Mike Manhatton recently spent time in Iraq, mostly Baghdad and Tikrit, to bring us a firsthand look at life on the front lines of Operation Iraqi Freedom.
Two thousand American military personnel have died in Iraq since the war began. The latest, Third Infantry Division soldier Staff Sgt. George Alexander, based at Fort Benning. He was wounded last week when a roadside bomb blew up in Samarra and he died over the weekend.
Those bombs are one of the most dangerous elements American soldiers have to worry about in Iraq these days. We rode along on several patrols while in Iraq, and one of the first was a lot like riding along with the police here at home. But the stakes, and the risks, are a lot higher.
They hope these trips do as much to make friends as to catch enemies in the community surrounding the base camp just outside Tikrit, Saddam Hussein's hometown.

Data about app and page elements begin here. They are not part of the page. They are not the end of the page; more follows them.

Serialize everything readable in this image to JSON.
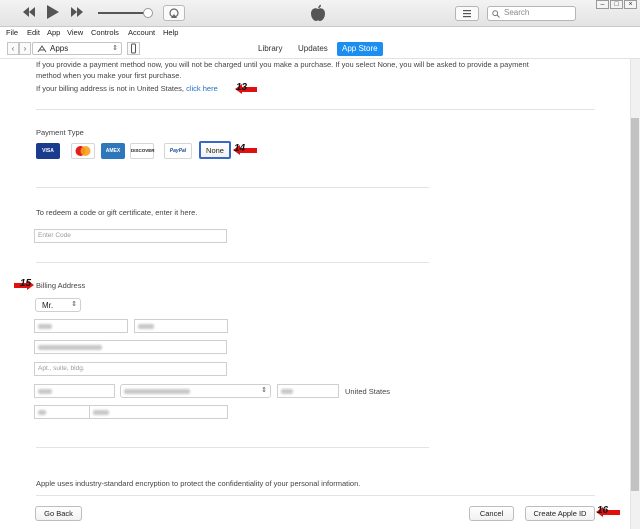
{
  "menu": [
    "File",
    "Edit",
    "App",
    "View",
    "Controls",
    "Account",
    "Help"
  ],
  "search_placeholder": "Search",
  "window_controls": {
    "minimize": "–",
    "maximize": "□",
    "close": "×"
  },
  "nav": {
    "back": "‹",
    "forward": "›",
    "source_label": "Apps",
    "tabs": [
      "Library",
      "Updates",
      "App Store"
    ],
    "active_tab": "App Store"
  },
  "intro": {
    "line1": "If you provide a payment method now, you will not be charged until you make a purchase. If you select None, you will be asked to provide a payment",
    "line2": "method when you make your first purchase.",
    "billing_note": "If your billing address is not in United States,",
    "billing_link": "click here"
  },
  "payment": {
    "label": "Payment Type",
    "cards": [
      "VISA",
      "MasterCard",
      "AMEX",
      "DISCOVER",
      "PayPal"
    ],
    "none_label": "None"
  },
  "redeem": {
    "label": "To redeem a code or gift certificate, enter it here.",
    "placeholder": "Enter Code"
  },
  "billing": {
    "label": "Billing Address",
    "title_value": "Mr.",
    "apt_placeholder": "Apt., suite, bldg.",
    "country": "United States"
  },
  "footer": {
    "security_note": "Apple uses industry-standard encryption to protect the confidentiality of your personal information.",
    "go_back": "Go Back",
    "cancel": "Cancel",
    "create": "Create Apple ID"
  },
  "annotations": [
    "13",
    "14",
    "15",
    "16"
  ],
  "colors": {
    "accent": "#1b8ef0",
    "link": "#1f6fc5",
    "annotation_arrow": "#e01010"
  }
}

"It's building community relations," said Sgt. 1st Class Leo Rachmel. "We work with them, they work with us. Try to make sure that they're happy, taken care of, and they take care of us."
Not everybody is happy to see the American patrol, like one man they stopped walking across the sand. A quick search, a few questions, and a bottle of water from the Americans ended the encounter.
"We're just denying the enemy the terrain," said Sgt. 1st Class Rachmel. "We ride out here so much that they can't come. Just the fact that we're here deters a lot of aggression.
"We do random stops of vehicles out here. You know, farmers driving around, just to make sure they're legitimate."
One stop of a pickup truck yielded only "empty barrels. They go out and refuel generators and things like that."
While the desert is mostly empty, it is home for some. But being isolated can be dangerous. Especially for Iraqis who've befriended the Americans.
"This one's abandoned, so nobody's taking care of it," said Sgt. 1st Class Rachmel, inspecting a building. "But from what I've seen, all the houses around here are very well taken care of, the yards are clean, you won't see this stuff laying around. They take a lot of pride in their homes out here. We check these daily just to make sure there are no caches or hiding places."
Another stop on the patrol, at a railroad station under repair, and the troops weren't taking any chances. But the reception was warm, the guards very happy to see the Americans.
"Ali Baba?" asked Rachmel. "No Ali Baba?"
"Ali Baba" is the slang the troops and the locals use talking about insurgents. No news is good news. Done talking business, it was time to share.
"A lot of the care packages we get from back in the states is just too much for all of us, so we bring it out here and share with them," said Rachmel.
The Iraqis paid back the kindness with hot, sweet tea and wanted us to take their picture with their new American friends.
Then, it was back to the desert patrol.
They're not in Georgia any more. Encounters like those--and worse--are the norm for the troops who go outside the wire.
Inside the wire, in the American base camps, life isn't awful. Definitely not like home, but livable. Coming up tomorrow night, we'll show you some of the things that you do that are truly making a daily difference in soldiers' lives.